WORK INSTRUCTION | Scan the data below for lines holding the word "chevron", and copy each line found.

BEGIN MATERIAL PROVIDED

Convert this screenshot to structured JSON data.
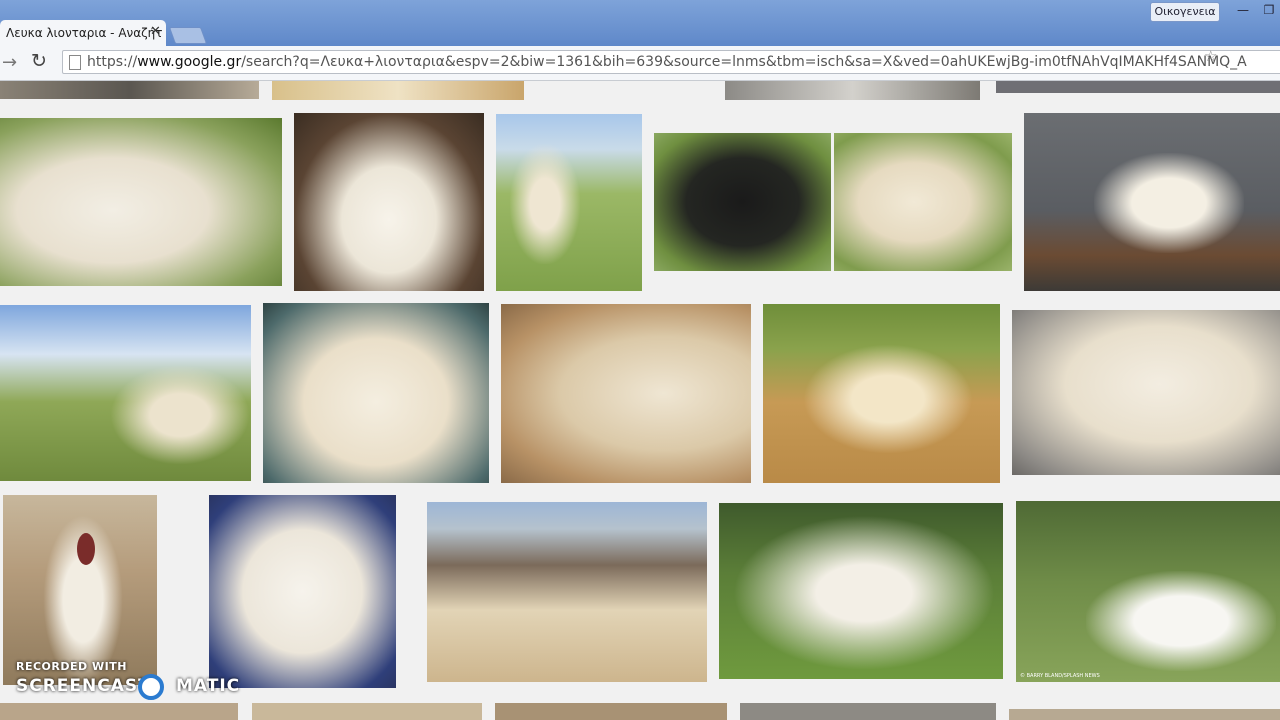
{
  "window": {
    "tab_title": "Λευκα λιονταρια - Αναζήτ",
    "tab_close": "✕",
    "profile_label": "Οικογενεια",
    "minimize": "—",
    "restore": "❐"
  },
  "toolbar": {
    "forward_icon": "→",
    "reload_icon": "↻",
    "url_scheme": "https://",
    "url_host": "www.google.gr",
    "url_rest": "/search?q=Λευκα+λιονταρια&espv=2&biw=1361&bih=639&source=lnms&tbm=isch&sa=X&ved=0ahUKEwjBg-im0tfNAhVqIMAKHf4SANMQ_A",
    "star_icon": "☆"
  },
  "results": {
    "thumb_credit": "© BARRY BLAND/SPLASH NEWS"
  },
  "watermark": {
    "line1": "RECORDED WITH",
    "line2a": "SCREENCAST",
    "line2b": "MATIC"
  }
}
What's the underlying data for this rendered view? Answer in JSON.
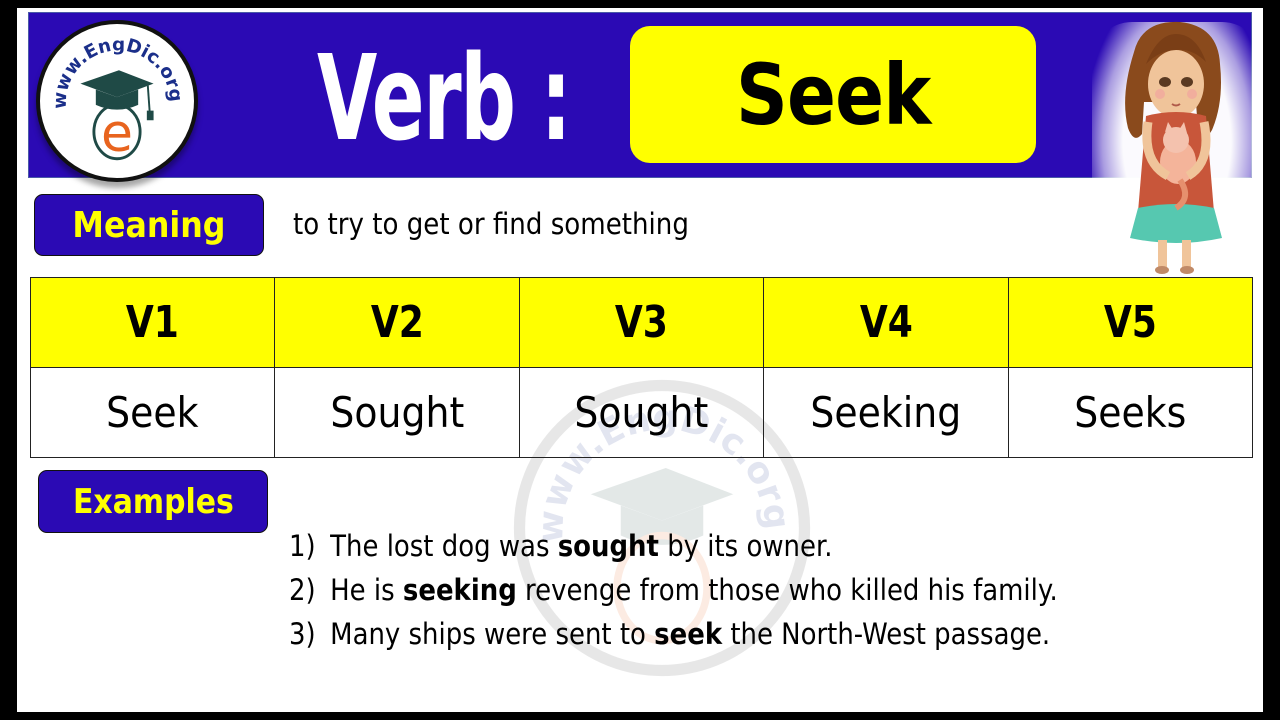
{
  "brand": {
    "logo_text": "www.EngDic.org",
    "logo_letter": "e",
    "watermark_text": "www.EngDic.org"
  },
  "header": {
    "label": "Verb :",
    "word": "Seek"
  },
  "meaning": {
    "label": "Meaning",
    "text": "to try to get or find something"
  },
  "forms_table": {
    "headers": [
      "V1",
      "V2",
      "V3",
      "V4",
      "V5"
    ],
    "values": [
      "Seek",
      "Sought",
      "Sought",
      "Seeking",
      "Seeks"
    ]
  },
  "examples": {
    "label": "Examples",
    "items": [
      {
        "num": "1)",
        "before": "The lost dog was ",
        "bold": "sought",
        "after": " by its owner."
      },
      {
        "num": "2)",
        "before": "He is ",
        "bold": "seeking",
        "after": " revenge from those who killed his family."
      },
      {
        "num": "3)",
        "before": "Many ships were sent to ",
        "bold": "seek",
        "after": " the North-West passage."
      }
    ]
  },
  "colors": {
    "banner": "#2b0ab4",
    "highlight": "#ffff00",
    "logo_blue": "#1b2f8a",
    "logo_orange": "#e8641e",
    "cap_green": "#1f4a46"
  },
  "illustration": "girl-holding-cat"
}
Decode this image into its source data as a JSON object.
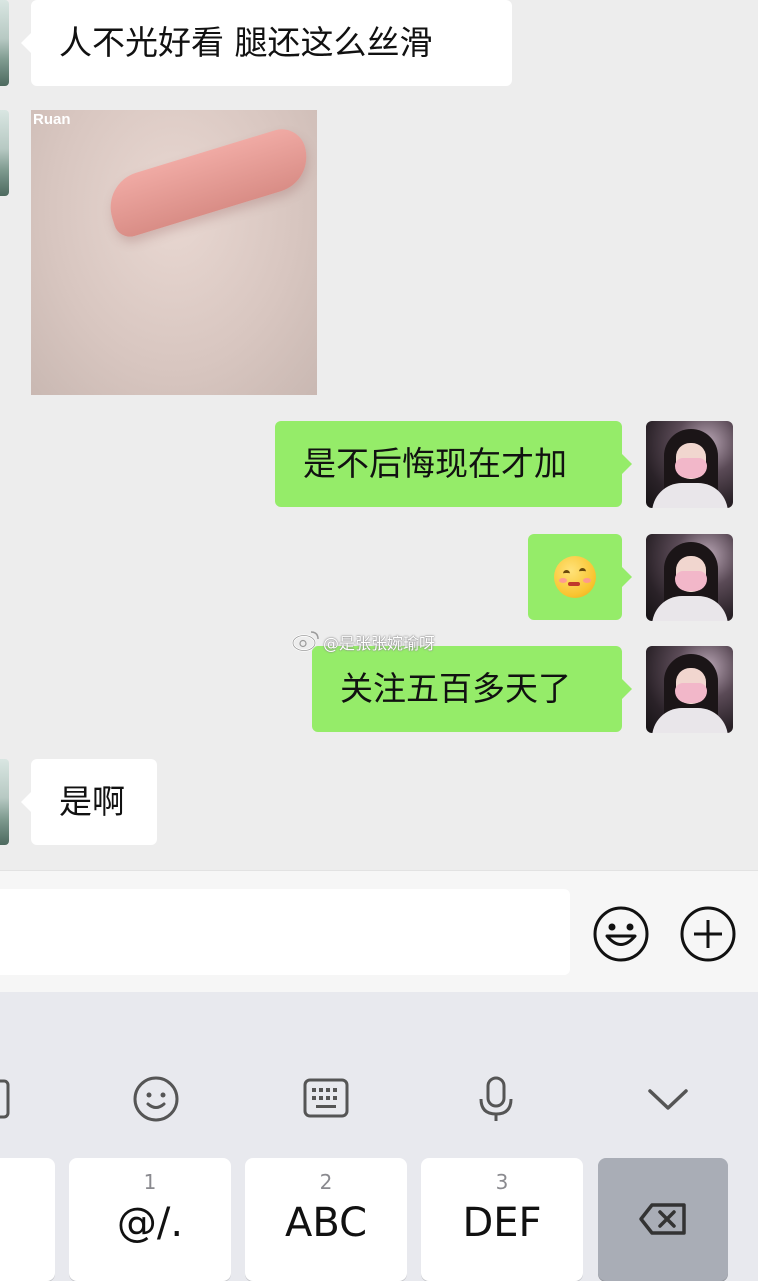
{
  "messages": [
    {
      "side": "left",
      "type": "text",
      "text": "人不光好看  腿还这么丝滑"
    },
    {
      "side": "left",
      "type": "image",
      "watermark": "Ruan"
    },
    {
      "side": "right",
      "type": "text",
      "text": "是不后悔现在才加"
    },
    {
      "side": "right",
      "type": "emoji",
      "emoji": "pensive-blush-emoji"
    },
    {
      "side": "right",
      "type": "text",
      "text": "关注五百多天了"
    },
    {
      "side": "left",
      "type": "text",
      "text": "是啊"
    }
  ],
  "overlay_watermark": "@是张张婉瑜呀",
  "input": {
    "value": "",
    "emoji_button_icon": "smiley-icon",
    "plus_button_icon": "plus-circle-icon"
  },
  "keyboard": {
    "toolbar_icons": [
      "clipboard-icon",
      "emoji-smile-icon",
      "keyboard-icon",
      "microphone-icon",
      "chevron-down-icon"
    ],
    "keys": [
      {
        "num": "1",
        "label": "@/."
      },
      {
        "num": "2",
        "label": "ABC"
      },
      {
        "num": "3",
        "label": "DEF"
      },
      {
        "num": "",
        "label": "",
        "icon": "backspace-icon"
      }
    ]
  },
  "colors": {
    "chat_bg": "#ededed",
    "my_bubble": "#95ec69",
    "their_bubble": "#ffffff",
    "keyboard_bg": "#e8e9ee"
  }
}
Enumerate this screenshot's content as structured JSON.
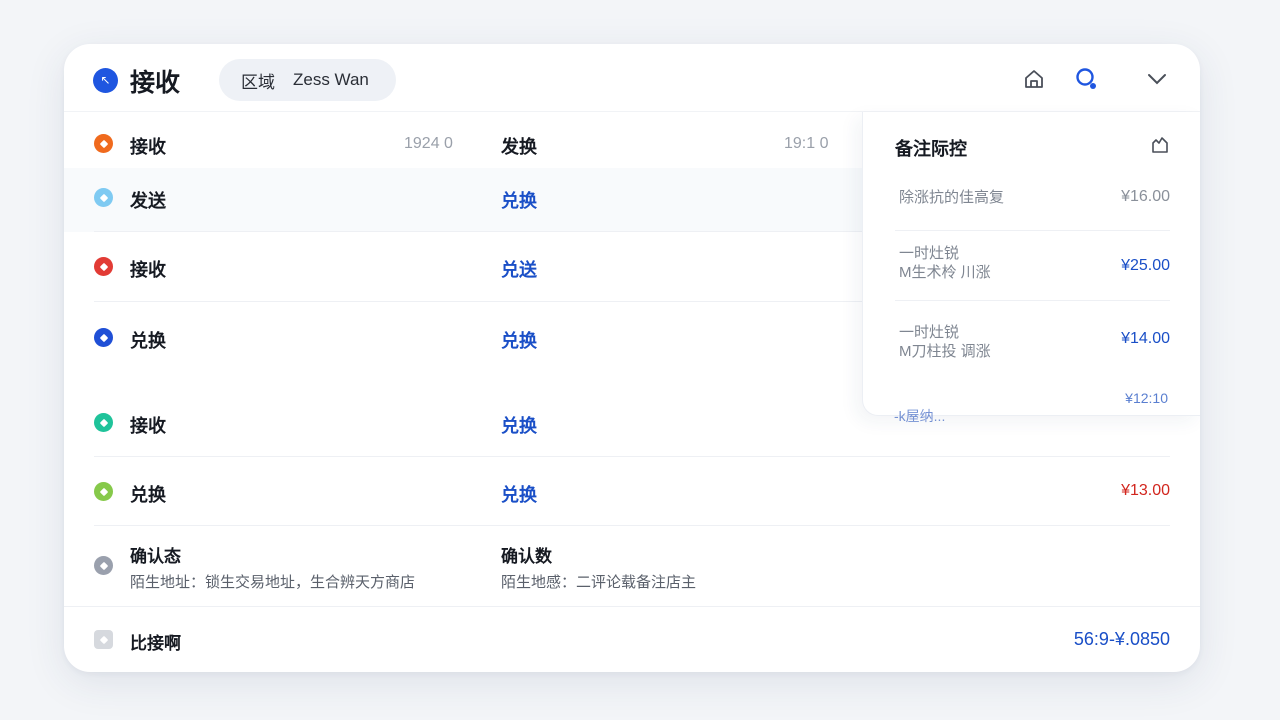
{
  "header": {
    "title": "接收",
    "user_label": "区域",
    "user_name": "Zess Wan",
    "icons": [
      "home-icon",
      "user-search-icon",
      "chevron-down-icon"
    ]
  },
  "rows": [
    {
      "label": "接收",
      "time_left": "1924 0",
      "mid": "发换",
      "time_right": "19:1 0",
      "dot_color": "#f06a1d"
    },
    {
      "label": "发送",
      "mid": "兑换",
      "dot_color": "#7fcaf2"
    },
    {
      "label": "接收",
      "mid": "兑送",
      "dot_color": "#e23b35"
    },
    {
      "label": "兑换",
      "mid": "兑换",
      "dot_color": "#1f4fd6"
    },
    {
      "label": "接收",
      "mid": "兑换",
      "dot_color": "#1fc39a"
    },
    {
      "label": "兑换",
      "mid": "兑换",
      "price": "¥13.00",
      "price_color": "#d2261e",
      "dot_color": "#86c94a"
    }
  ],
  "confirm": {
    "label": "确认态",
    "address": "陌生地址：锁生交易地址，生合辨天方商店",
    "mid_label": "确认数",
    "mid_address": "陌生地感：二评论载备注店主",
    "dot_color": "#9aa0ad"
  },
  "panel": {
    "title": "备注际控",
    "items": [
      {
        "line1": "除涨抗的佳高复",
        "line2": "",
        "price": "¥16.00",
        "price_color": "#8a909a"
      },
      {
        "line1": "一时灶锐",
        "line2": "M生术柃 川涨",
        "price": "¥25.00",
        "price_color": "#1a4fc7"
      },
      {
        "line1": "一时灶锐",
        "line2": "M刀柱投 调涨",
        "price": "¥14.00",
        "price_color": "#1a4fc7"
      }
    ],
    "overflow_price": "¥12:10",
    "overflow_text": "-k屋纳..."
  },
  "footer": {
    "label": "比接啊",
    "total": "56:9-¥.0850",
    "total_color": "#1a4fc7"
  }
}
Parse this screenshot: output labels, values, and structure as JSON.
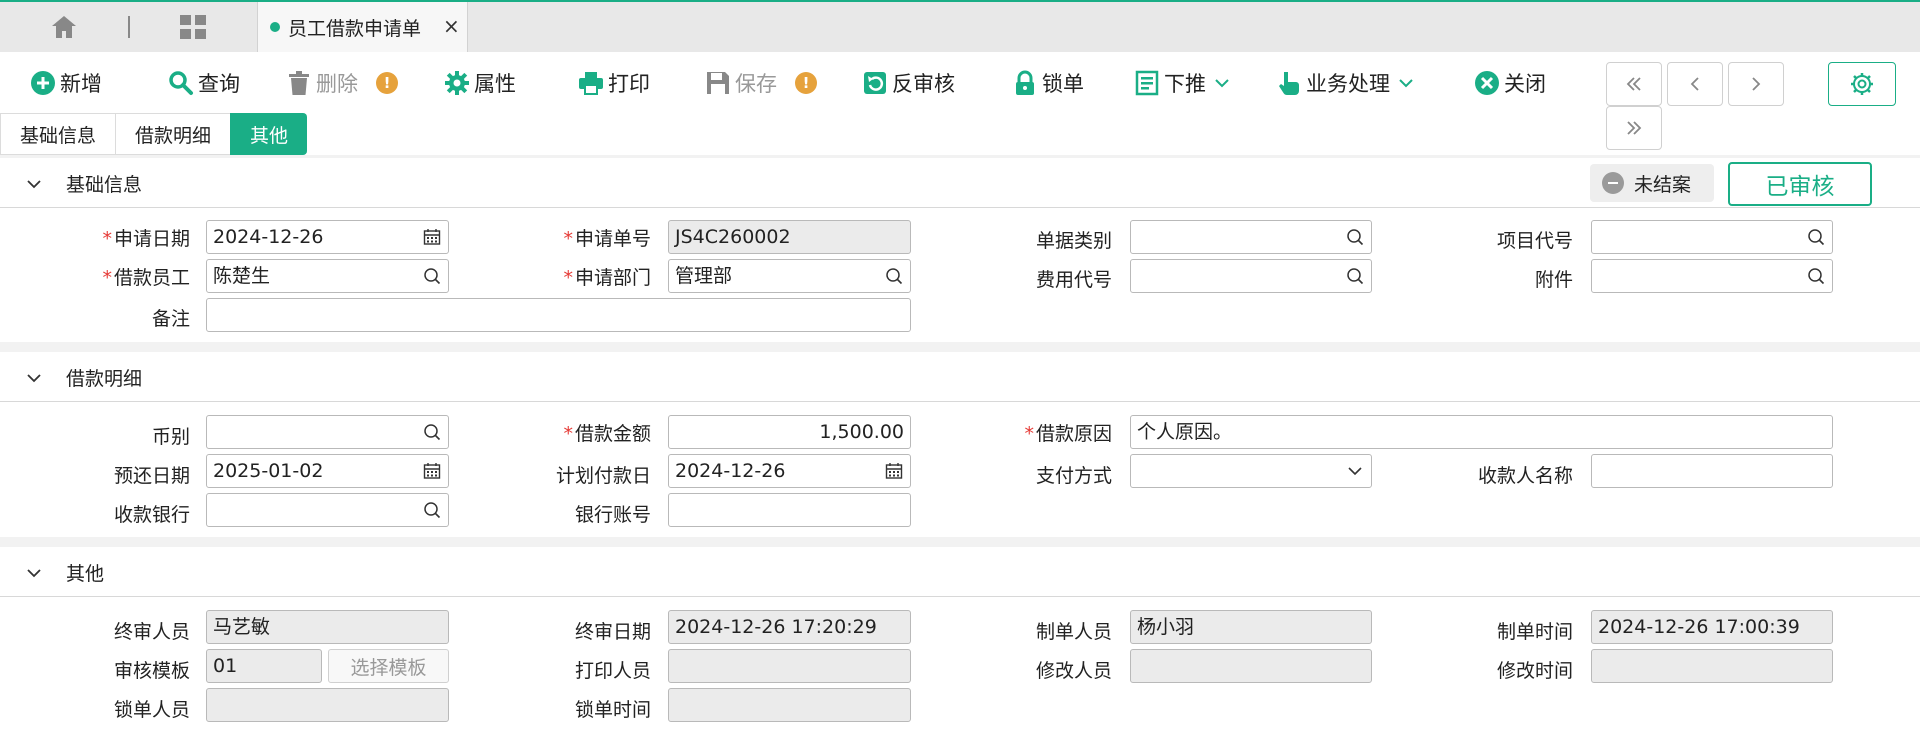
{
  "top_tab": {
    "title": "员工借款申请单",
    "close": "×"
  },
  "toolbar": {
    "add": "新增",
    "query": "查询",
    "delete": "删除",
    "properties": "属性",
    "print": "打印",
    "save": "保存",
    "unaudit": "反审核",
    "lock": "锁单",
    "push_down": "下推",
    "business": "业务处理",
    "close": "关闭",
    "warn_symbol": "!"
  },
  "section_tabs": [
    "基础信息",
    "借款明细",
    "其他"
  ],
  "status": {
    "unclosed": "未结案",
    "audited": "已审核"
  },
  "sections": {
    "basic": {
      "title": "基础信息",
      "apply_date": {
        "label": "申请日期",
        "value": "2024-12-26"
      },
      "apply_no": {
        "label": "申请单号",
        "value": "JS4C260002"
      },
      "doc_type": {
        "label": "单据类别",
        "value": ""
      },
      "project_code": {
        "label": "项目代号",
        "value": ""
      },
      "borrower": {
        "label": "借款员工",
        "value": "陈楚生"
      },
      "department": {
        "label": "申请部门",
        "value": "管理部"
      },
      "expense_code": {
        "label": "费用代号",
        "value": ""
      },
      "attachment": {
        "label": "附件",
        "value": ""
      },
      "remark": {
        "label": "备注",
        "value": ""
      }
    },
    "detail": {
      "title": "借款明细",
      "currency": {
        "label": "币别",
        "value": ""
      },
      "amount": {
        "label": "借款金额",
        "value": "1,500.00"
      },
      "reason": {
        "label": "借款原因",
        "value": "个人原因。"
      },
      "repay_date": {
        "label": "预还日期",
        "value": "2025-01-02"
      },
      "plan_pay_date": {
        "label": "计划付款日",
        "value": "2024-12-26"
      },
      "pay_method": {
        "label": "支付方式",
        "value": ""
      },
      "payee_name": {
        "label": "收款人名称",
        "value": ""
      },
      "payee_bank": {
        "label": "收款银行",
        "value": ""
      },
      "bank_account": {
        "label": "银行账号",
        "value": ""
      }
    },
    "other": {
      "title": "其他",
      "final_auditor": {
        "label": "终审人员",
        "value": "马艺敏"
      },
      "final_audit_date": {
        "label": "终审日期",
        "value": "2024-12-26 17:20:29"
      },
      "creator": {
        "label": "制单人员",
        "value": "杨小羽"
      },
      "create_time": {
        "label": "制单时间",
        "value": "2024-12-26 17:00:39"
      },
      "audit_template": {
        "label": "审核模板",
        "value": "01",
        "button": "选择模板"
      },
      "printer": {
        "label": "打印人员",
        "value": ""
      },
      "modifier": {
        "label": "修改人员",
        "value": ""
      },
      "modify_time": {
        "label": "修改时间",
        "value": ""
      },
      "locker": {
        "label": "锁单人员",
        "value": ""
      },
      "lock_time": {
        "label": "锁单时间",
        "value": ""
      }
    }
  },
  "colors": {
    "accent": "#1aae86",
    "required": "#e53935",
    "warning": "#e6a23c"
  },
  "icons": [
    "home-icon",
    "grid-icon",
    "plus-circle-icon",
    "search-icon",
    "trash-icon",
    "warning-icon",
    "gear-icon",
    "printer-icon",
    "floppy-icon",
    "undo-icon",
    "lock-icon",
    "document-icon",
    "hand-pointer-icon",
    "close-circle-icon",
    "double-chevron-left-icon",
    "chevron-left-icon",
    "chevron-right-icon",
    "double-chevron-right-icon",
    "chevron-down-icon",
    "calendar-icon"
  ]
}
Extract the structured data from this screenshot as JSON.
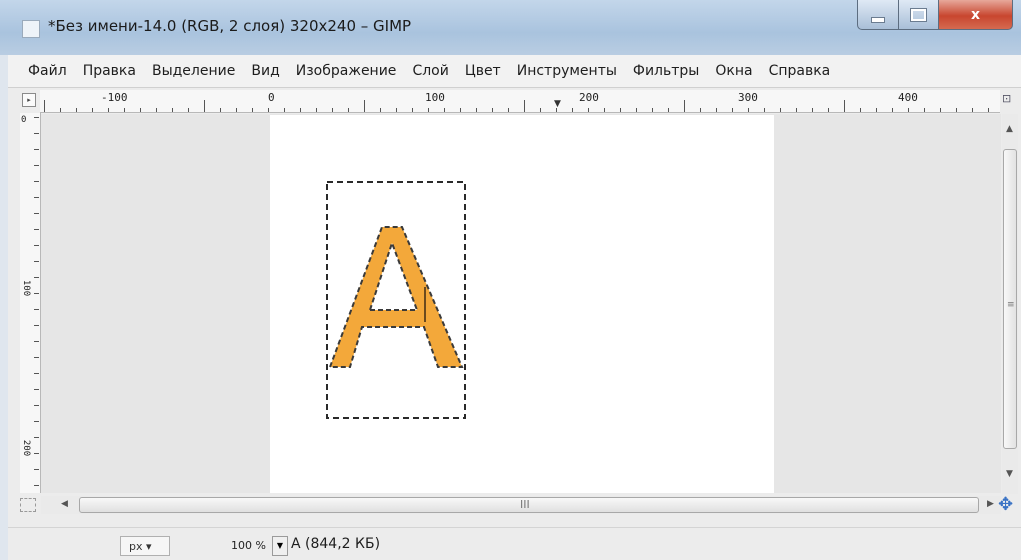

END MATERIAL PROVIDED

ANSWER |
      "chevron-down-icon"
      "chevron-down-icon"
    "double-chevron-left-icon",
    "chevron-left-icon",
    "chevron-right-icon",
    "double-chevron-right-icon",
    "chevron-down-icon",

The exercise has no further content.